Other members of the class Fogg recalls include: Ann Quinnam, who married Al Gagnon, creator of Red’s Eats’ famous lobster roll, and owned the Tuxedo Junction dance hall; Louis Nason Thomas, a teacher; Jane McGrath Smith, who worked in the Wiscasset town office; Marion Jackson, who worked at Winter’s Oil Co. and married classmate Kenneth Sherman; Leroy Jackson, who was head of maintenance at Central Maine Power’s Wyman plant in Yarmouth; Donald Colman, now of California; Gloria Harvey Dow, an accomplished painter; and Clayton Grover, who worked at Bath Iron Works for 67 years and became the shipyard’s longest-tenured and oldest employee.
Fogg holds the honor of being the first female reserve officer at the Freeport Police Department and one of four founding mothers of Freeport Community Services, which provides emergency relief services to community members in need.
Fogg remembers the generosity of her classmate Roland Rogers’ father and the late Frances Sortwell during the planning of the class trip to New York City. It was up to the class to raise money for the trip. In addition, each senior had to pay $25.
Frances Sortwell asked Principal I. Joseph Roy to have any student who could not pay the $25 come see her.

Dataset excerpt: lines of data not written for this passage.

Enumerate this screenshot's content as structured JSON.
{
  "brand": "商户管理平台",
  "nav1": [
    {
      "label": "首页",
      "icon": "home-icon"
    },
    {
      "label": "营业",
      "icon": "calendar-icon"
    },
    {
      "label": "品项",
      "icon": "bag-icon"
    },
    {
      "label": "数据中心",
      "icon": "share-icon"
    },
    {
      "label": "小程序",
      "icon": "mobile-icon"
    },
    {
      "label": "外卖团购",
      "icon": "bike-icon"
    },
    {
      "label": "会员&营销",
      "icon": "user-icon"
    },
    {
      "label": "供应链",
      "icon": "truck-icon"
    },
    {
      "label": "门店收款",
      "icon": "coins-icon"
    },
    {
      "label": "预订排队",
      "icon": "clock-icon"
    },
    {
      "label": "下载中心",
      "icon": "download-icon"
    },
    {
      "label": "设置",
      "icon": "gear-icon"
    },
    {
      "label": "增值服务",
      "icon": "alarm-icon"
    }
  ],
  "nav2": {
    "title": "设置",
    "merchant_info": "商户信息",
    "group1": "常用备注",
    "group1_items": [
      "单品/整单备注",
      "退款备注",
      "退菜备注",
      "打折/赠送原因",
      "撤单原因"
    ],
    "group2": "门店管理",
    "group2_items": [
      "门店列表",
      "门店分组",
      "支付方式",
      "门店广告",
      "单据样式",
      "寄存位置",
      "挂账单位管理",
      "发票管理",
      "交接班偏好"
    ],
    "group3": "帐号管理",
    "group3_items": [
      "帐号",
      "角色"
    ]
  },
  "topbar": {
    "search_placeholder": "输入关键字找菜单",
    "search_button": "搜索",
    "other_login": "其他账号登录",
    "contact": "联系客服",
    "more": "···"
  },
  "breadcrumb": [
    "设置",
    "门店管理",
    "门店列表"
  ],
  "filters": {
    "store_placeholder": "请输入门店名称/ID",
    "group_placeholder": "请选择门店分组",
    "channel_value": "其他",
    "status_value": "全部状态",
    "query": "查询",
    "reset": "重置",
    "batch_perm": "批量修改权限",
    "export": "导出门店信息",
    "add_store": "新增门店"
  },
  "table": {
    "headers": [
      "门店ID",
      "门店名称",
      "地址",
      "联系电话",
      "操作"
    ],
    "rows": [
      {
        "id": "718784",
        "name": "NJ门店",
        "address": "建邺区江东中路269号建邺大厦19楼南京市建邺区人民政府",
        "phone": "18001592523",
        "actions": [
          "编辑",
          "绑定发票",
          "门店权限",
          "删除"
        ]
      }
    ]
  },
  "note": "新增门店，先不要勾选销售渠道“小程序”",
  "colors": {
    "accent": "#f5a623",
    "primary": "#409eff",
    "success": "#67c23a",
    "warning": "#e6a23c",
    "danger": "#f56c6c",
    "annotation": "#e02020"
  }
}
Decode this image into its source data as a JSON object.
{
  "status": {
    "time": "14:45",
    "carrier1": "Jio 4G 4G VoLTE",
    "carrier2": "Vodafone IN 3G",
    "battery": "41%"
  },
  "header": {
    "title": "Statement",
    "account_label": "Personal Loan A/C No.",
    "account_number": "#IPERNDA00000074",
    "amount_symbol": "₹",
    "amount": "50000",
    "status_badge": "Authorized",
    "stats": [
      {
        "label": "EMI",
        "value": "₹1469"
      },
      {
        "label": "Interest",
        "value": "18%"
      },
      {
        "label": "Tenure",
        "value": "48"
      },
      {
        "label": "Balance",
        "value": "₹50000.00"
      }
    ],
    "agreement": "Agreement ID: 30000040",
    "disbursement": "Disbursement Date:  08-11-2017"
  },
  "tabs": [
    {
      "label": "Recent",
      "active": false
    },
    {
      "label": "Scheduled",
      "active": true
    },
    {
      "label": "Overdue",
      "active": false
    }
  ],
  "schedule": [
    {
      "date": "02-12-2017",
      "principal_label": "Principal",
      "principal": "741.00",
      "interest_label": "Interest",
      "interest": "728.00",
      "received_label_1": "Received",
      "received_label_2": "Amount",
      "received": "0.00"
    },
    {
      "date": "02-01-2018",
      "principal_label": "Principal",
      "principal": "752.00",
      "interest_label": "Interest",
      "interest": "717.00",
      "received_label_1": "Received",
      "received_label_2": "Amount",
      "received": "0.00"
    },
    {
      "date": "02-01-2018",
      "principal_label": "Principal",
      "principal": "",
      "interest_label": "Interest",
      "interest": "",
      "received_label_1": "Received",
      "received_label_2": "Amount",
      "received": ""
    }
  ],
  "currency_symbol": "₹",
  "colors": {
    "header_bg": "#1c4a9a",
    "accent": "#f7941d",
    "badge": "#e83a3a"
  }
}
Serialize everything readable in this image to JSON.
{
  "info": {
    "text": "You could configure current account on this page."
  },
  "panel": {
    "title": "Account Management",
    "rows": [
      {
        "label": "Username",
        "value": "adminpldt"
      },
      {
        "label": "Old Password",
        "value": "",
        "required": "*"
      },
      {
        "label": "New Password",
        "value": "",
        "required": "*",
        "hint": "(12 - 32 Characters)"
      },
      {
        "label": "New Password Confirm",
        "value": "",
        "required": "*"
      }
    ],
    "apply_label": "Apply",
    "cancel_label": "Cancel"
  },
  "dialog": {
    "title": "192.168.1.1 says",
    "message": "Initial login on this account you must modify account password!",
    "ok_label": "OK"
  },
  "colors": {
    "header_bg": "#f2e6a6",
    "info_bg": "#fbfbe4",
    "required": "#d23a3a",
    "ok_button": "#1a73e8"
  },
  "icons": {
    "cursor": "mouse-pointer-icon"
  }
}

According to Fogg, one student went to see Sortwell, who paid the student’s $25. In return, the student mowed the lawn at the Sortwell house all summer.
Roland Rogers’ father gave the class 100 live chickens for a chicken pie supper to raise funds for the class trip.
The boys in the class learned how to kill the chickens, while the girls learned how to clean the chickens and worked with their home economics teacher, Mrs. I. Joseph Roy, to make chicken pie for the public supper.
“It sounds like a lot of work, and it was, but we had a lot of fun working together,” Fogg said. “It is something the class will never forget.”
Classmates who have received Fogg’s calls have been pleased to hear from her.
When Richard Soule heard her voice, he said, “That is a voice from the past.”
When Fairfield got the first call, he was pleased to hear from Fogg and said he looked forward to the second call of the month.
Fogg, who is in quarantine until Friday, Jan. 29 because her husband, Merrill, is recovering from COVID-19, hopes an article about her resolution will inspire other people to do the same thing.
“In some cases we have shared 12 years of our lives with our classmates,” Fogg said. “I am sure other classmates in other classes would like to hear from one another, especially during this pandemic, when many are restricted from visiting family and friends.”